Problem description ->
Would you write out all of the data exactly as it appears below?

[Records for the task Boundary: Start]

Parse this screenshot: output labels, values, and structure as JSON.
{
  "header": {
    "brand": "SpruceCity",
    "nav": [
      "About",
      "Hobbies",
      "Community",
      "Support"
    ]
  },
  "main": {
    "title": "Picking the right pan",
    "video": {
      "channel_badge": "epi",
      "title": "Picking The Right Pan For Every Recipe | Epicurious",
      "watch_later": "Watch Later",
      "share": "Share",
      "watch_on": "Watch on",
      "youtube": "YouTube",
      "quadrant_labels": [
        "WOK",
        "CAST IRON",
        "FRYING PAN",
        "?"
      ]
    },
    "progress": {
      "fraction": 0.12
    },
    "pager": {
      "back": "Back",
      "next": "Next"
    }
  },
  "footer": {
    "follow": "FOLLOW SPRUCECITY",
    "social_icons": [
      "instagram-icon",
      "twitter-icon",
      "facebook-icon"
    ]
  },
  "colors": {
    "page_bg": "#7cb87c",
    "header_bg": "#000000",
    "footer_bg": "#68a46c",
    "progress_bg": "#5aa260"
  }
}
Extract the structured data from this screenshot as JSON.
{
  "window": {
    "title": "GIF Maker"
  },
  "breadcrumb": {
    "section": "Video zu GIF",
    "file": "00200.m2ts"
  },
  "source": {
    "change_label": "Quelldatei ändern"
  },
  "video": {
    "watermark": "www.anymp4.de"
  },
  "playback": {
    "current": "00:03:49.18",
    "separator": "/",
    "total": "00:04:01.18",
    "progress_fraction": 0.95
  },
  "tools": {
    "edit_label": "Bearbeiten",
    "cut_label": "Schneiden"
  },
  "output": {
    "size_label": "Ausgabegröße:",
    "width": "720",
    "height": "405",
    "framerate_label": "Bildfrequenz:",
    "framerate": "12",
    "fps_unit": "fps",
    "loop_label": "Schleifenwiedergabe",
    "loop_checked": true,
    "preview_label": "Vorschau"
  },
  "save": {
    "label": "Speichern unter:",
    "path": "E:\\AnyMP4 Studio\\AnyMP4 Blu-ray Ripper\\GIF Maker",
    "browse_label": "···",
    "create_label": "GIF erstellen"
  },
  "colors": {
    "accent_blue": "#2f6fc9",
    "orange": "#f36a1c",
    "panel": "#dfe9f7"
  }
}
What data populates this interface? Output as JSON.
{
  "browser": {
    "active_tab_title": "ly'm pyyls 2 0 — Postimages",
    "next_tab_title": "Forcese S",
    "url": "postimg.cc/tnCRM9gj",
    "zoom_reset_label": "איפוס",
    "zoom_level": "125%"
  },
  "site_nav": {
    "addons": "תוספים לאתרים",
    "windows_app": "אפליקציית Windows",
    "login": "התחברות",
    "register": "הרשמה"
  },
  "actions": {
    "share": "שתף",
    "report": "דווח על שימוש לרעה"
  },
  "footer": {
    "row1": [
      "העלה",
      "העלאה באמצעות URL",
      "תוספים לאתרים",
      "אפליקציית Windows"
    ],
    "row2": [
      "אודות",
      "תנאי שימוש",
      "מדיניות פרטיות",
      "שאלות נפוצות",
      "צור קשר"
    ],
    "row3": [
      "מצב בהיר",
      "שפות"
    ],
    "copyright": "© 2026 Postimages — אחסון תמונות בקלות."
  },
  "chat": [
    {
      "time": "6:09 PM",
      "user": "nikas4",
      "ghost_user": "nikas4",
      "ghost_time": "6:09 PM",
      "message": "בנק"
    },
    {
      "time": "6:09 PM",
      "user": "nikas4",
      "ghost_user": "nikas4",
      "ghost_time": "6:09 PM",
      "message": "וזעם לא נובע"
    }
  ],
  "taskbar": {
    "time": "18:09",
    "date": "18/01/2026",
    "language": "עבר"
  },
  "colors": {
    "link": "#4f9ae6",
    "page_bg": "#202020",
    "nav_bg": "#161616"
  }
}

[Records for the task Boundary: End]

Result of this exercise ->
Parse this screenshot: output labels, values, and structure as JSON.
{
  "header": {
    "brand": "SpruceCity",
    "nav": [
      "About",
      "Hobbies",
      "Community",
      "Support"
    ]
  },
  "main": {
    "title": "Picking the right pan",
    "video": {
      "channel_badge": "epi",
      "title": "Picking The Right Pan For Every Recipe | Epicurious",
      "watch_later": "Watch Later",
      "share": "Share",
      "watch_on": "Watch on",
      "youtube": "YouTube",
      "quadrant_labels": [
        "WOK",
        "CAST IRON",
        "FRYING PAN",
        "?"
      ]
    },
    "progress": {
      "fraction": 0.12
    },
    "pager": {
      "back": "Back",
      "next": "Next"
    }
  },
  "footer": {
    "follow": "FOLLOW SPRUCECITY",
    "social_icons": [
      "instagram-icon",
      "twitter-icon",
      "facebook-icon"
    ]
  },
  "colors": {
    "page_bg": "#7cb87c",
    "header_bg": "#000000",
    "footer_bg": "#68a46c",
    "progress_bg": "#5aa260"
  }
}
Extract the structured data from this screenshot as JSON.
{
  "window": {
    "title": "GIF Maker"
  },
  "breadcrumb": {
    "section": "Video zu GIF",
    "file": "00200.m2ts"
  },
  "source": {
    "change_label": "Quelldatei ändern"
  },
  "video": {
    "watermark": "www.anymp4.de"
  },
  "playback": {
    "current": "00:03:49.18",
    "separator": "/",
    "total": "00:04:01.18",
    "progress_fraction": 0.95
  },
  "tools": {
    "edit_label": "Bearbeiten",
    "cut_label": "Schneiden"
  },
  "output": {
    "size_label": "Ausgabegröße:",
    "width": "720",
    "height": "405",
    "framerate_label": "Bildfrequenz:",
    "framerate": "12",
    "fps_unit": "fps",
    "loop_label": "Schleifenwiedergabe",
    "loop_checked": true,
    "preview_label": "Vorschau"
  },
  "save": {
    "label": "Speichern unter:",
    "path": "E:\\AnyMP4 Studio\\AnyMP4 Blu-ray Ripper\\GIF Maker",
    "browse_label": "···",
    "create_label": "GIF erstellen"
  },
  "colors": {
    "accent_blue": "#2f6fc9",
    "orange": "#f36a1c",
    "panel": "#dfe9f7"
  }
}
What data populates this interface? Output as JSON.
{
  "browser": {
    "active_tab_title": "ly'm pyyls 2 0 — Postimages",
    "next_tab_title": "Forcese S",
    "url": "postimg.cc/tnCRM9gj",
    "zoom_reset_label": "איפוס",
    "zoom_level": "125%"
  },
  "site_nav": {
    "addons": "תוספים לאתרים",
    "windows_app": "אפליקציית Windows",
    "login": "התחברות",
    "register": "הרשמה"
  },
  "actions": {
    "share": "שתף",
    "report": "דווח על שימוש לרעה"
  },
  "footer": {
    "row1": [
      "העלה",
      "העלאה באמצעות URL",
      "תוספים לאתרים",
      "אפליקציית Windows"
    ],
    "row2": [
      "אודות",
      "תנאי שימוש",
      "מדיניות פרטיות",
      "שאלות נפוצות",
      "צור קשר"
    ],
    "row3": [
      "מצב בהיר",
      "שפות"
    ],
    "copyright": "© 2026 Postimages — אחסון תמונות בקלות."
  },
  "chat": [
    {
      "time": "6:09 PM",
      "user": "nikas4",
      "ghost_user": "nikas4",
      "ghost_time": "6:09 PM",
      "message": "בנק"
    },
    {
      "time": "6:09 PM",
      "user": "nikas4",
      "ghost_user": "nikas4",
      "ghost_time": "6:09 PM",
      "message": "וזעם לא נובע"
    }
  ],
  "taskbar": {
    "time": "18:09",
    "date": "18/01/2026",
    "language": "עבר"
  },
  "colors": {
    "link": "#4f9ae6",
    "page_bg": "#202020",
    "nav_bg": "#161616"
  }
}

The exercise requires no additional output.